The Large Hadron Collider, ten years after discovering the Higgs boson in the Higgs boson's discovery, is about to begin smashing protons at unprecedented energy levels as part of its quest for more information about the universe.
After a three-year hiatus for upgrades, the world's largest and strongest particle collider began resuming operations in April.
It will be in operation for almost four years, starting Tuesday at an energy record of 13.6 trillion electronvolts. This was announced by the European Organization for Nuclear Research (CERN), at a press conference last week.
It will send two beams protons, particles in an atom's nucleus, in opposite directions at almost the speed of light. They will travel around a 27-kilometer (17 mile) radius and bury 100 meters below the Swiss-French border.
The collisions will be recorded by thousands of scientists and analysed as part of a series of experiments including ATLAS, CMS and ALICE. This will allow scientists to explore dark matter, dark energie and other fundamental mysteries using the increased power.
A second, 1.6 billion collisions
Mike Lamont, CERN's head for accelerators and technology, stated that "We aim to deliver 1.6 billion proton–proton collisions every second" for ATLAS and CMS.
He said that the proton beams will now be less than 10 microns in diameter - a human hair is approximately 70 microns thick - to increase the collision rate.
They will be able to continue investigating the Higgs boson at the new energy rate. This was first observed by the Large Hadron Collider on July 4, 2012.
Because the boson was found to fit into the Standard Model, the mainstream theory that describes all fundamental particles and their forces, the discovery of physics revolutionized physics.
However, recent discoveries have raised concerns about the Standard Model. The newly upgraded collider will examine the Higgs boson more closely.
CERN director-general Fabiola Giganotti said that the Higgs boson was related to "some of the most profound open questions today in fundamental physics," and made the announcement a decade ago.
Lamont stated that this is a significant increase and paves the way for new discoveries.
Joachim Mnich is CERN's head for research and computing. He said that there was much more to be learned about the boson.
"Is the Higgs boson a fundamental particle? Or is it a composite?" He asked.
"Is it the only Higgs-like particle? Or are there other Higgs-like particles?"
"New Physics Season"
Experiments in the past have revealed the mass of Higgs boson and more than 60 composite particles predicted under the Standard Model, including the tetraquark.
Gian Giudice is the head of CERN's theoretical Physics department. He said that observing particles is just one part of his job.
He stated that particle physics is not interested in understanding the how. It wants to understand the why.
ALICE is one of the nine experiments at the Large Hadron Collider. It probes the existence of matter in the 10 first microseconds following the Big Bang. LHCf uses collisions to simulate cosmic radiations.
The collider will return in 2029 as the High Luminosity LHC after this run. This will increase the number of events that can be detected by a factor 10

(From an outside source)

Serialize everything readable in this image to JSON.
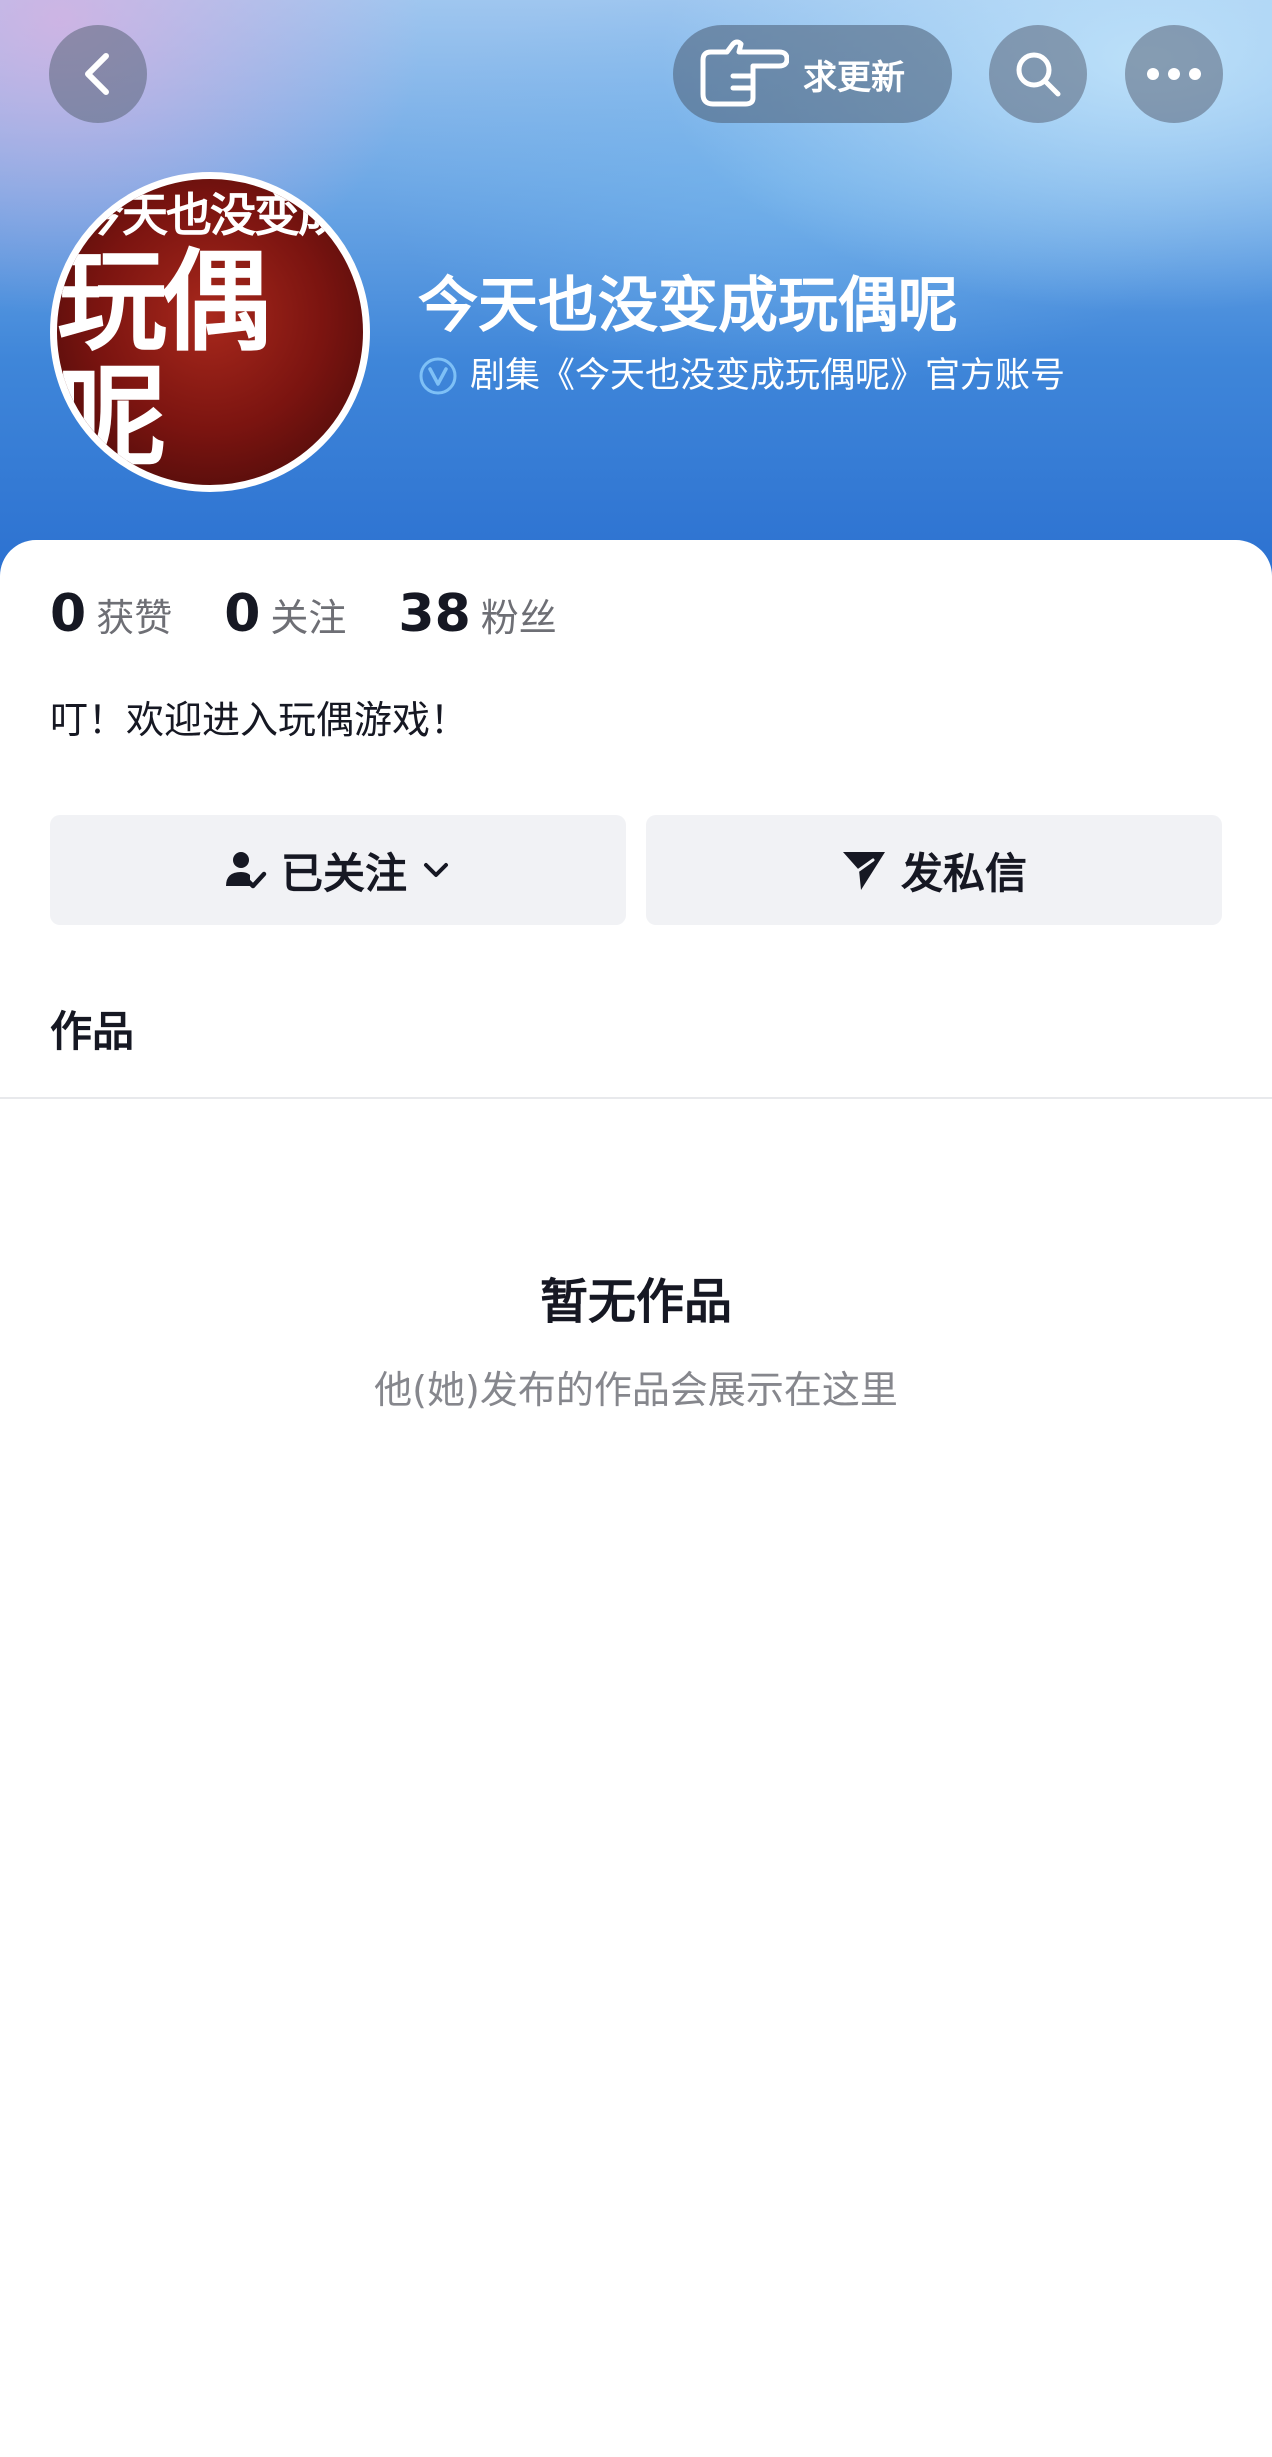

The scientists also plan a Future Circular Collider, a 100-kilometer-long ring that will aim to attain energies of 100 trillion electronvolts.
For now, however, physicists eagerly await results from the Large Hadron Collider’s third run.
CERN declared, "A new season in physics is beginning."